I was happily playing with a puppy the other day as I talked with its family. Puppies are adorable and cute, and NOTHING beats puppy breath! In between playing with the pup, I provided a few pointers on raising a healthy, happy dog. Unfortunately, most of my recommendations were met with “Oh, he’ll grow out of that, I’m sure.” Among the things the puppy would grow out of were: jumping on people, chewing up household items, and biting. Sigh. One of the most common misconceptions among pet parents is the idea that as dogs grow older, they will simply mature into the well mannered pets we love. Here are my thoughts on how dogs mature and what a puppy will grow “out of”.
Just this morning, my husband asked me, “What’s wrong?” To which I replied, “Nothing.” I was just thinking about my work, but the fact that I wasn’t showing much behavior caused my husband to wonder if I was ok. As I thought about this seemingly innocent discussion, I wondered why this same concern about lack of behavior doesn’t happen when dogs get quiet and seem fine. When dogs are doing nothing, most pet parents assume this is a good thing. They often don’t stop to consider whether the dog is ok. Many times, lack of behavior is viewed as the goal of training. But it’s not…or at least it shouldn’t be.

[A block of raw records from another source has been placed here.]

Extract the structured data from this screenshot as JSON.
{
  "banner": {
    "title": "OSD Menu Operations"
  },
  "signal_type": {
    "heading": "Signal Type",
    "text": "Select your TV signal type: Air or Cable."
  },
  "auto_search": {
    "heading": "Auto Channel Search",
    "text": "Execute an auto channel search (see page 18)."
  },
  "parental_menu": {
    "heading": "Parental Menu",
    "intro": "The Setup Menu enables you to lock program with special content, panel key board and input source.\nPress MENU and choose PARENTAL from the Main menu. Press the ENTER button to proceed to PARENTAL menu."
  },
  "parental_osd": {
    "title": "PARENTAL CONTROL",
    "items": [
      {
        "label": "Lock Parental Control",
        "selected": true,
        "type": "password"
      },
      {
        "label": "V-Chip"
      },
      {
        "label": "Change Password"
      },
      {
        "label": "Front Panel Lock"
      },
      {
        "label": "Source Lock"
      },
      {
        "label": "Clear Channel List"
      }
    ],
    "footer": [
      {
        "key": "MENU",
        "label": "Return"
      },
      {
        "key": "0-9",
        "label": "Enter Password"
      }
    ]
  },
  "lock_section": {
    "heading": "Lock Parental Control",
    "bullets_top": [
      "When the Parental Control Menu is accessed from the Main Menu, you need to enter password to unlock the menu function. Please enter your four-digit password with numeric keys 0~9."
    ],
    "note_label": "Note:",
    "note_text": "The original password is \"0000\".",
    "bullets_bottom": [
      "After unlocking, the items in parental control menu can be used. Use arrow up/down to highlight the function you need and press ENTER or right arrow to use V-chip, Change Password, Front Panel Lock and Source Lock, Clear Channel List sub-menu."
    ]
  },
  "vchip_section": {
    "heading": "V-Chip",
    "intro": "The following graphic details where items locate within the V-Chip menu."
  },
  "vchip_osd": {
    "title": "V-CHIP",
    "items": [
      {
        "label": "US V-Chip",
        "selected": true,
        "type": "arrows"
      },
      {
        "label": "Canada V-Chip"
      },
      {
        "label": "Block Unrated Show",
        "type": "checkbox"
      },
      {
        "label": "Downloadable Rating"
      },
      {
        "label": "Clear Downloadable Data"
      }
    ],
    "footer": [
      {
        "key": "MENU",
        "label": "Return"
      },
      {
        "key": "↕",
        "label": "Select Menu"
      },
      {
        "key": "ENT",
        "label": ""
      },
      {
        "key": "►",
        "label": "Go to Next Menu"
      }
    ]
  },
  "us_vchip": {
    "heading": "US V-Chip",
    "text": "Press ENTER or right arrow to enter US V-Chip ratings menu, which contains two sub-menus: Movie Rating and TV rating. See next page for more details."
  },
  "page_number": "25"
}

The pet care industry is a non-regulated industry. That means literally anyone can print business cards and begin their own dog training business. The dog trainer you hire could have no experience or a ton of it. Most of all, it means you really need to do some due diligence to be sure your pet is in the best hands of someone who will care for them as you would. But how do you know? How do you find a good dog trainer if you don’t know much about dog training? What should you look for when you hire someone? How do you know who will be the best match for your and your dog? Here are a few things you should consider in finding a good dog trainer.
There are an estimated 70 million dogs in America (source: APPA), and an entire training industry has evolved to help with teaching these dogs to be good canine citizens. There are behavior sciences designed to help us understand animals, veterinarians to help keep them healthy, nutritionists to help feed them properly and a wide array of pet services and products to keep them healthy and happy. We love our dogs. And that’s the reason it’s painful when we hear about a dog bite. But even more distressing to me is the aftermath of pet professionals who continue to say, “Supervise” or “Don’t’ leave dogs alone with children” and “Be careful because all dogs can bite” without teaching the one class every dog trainer should teach.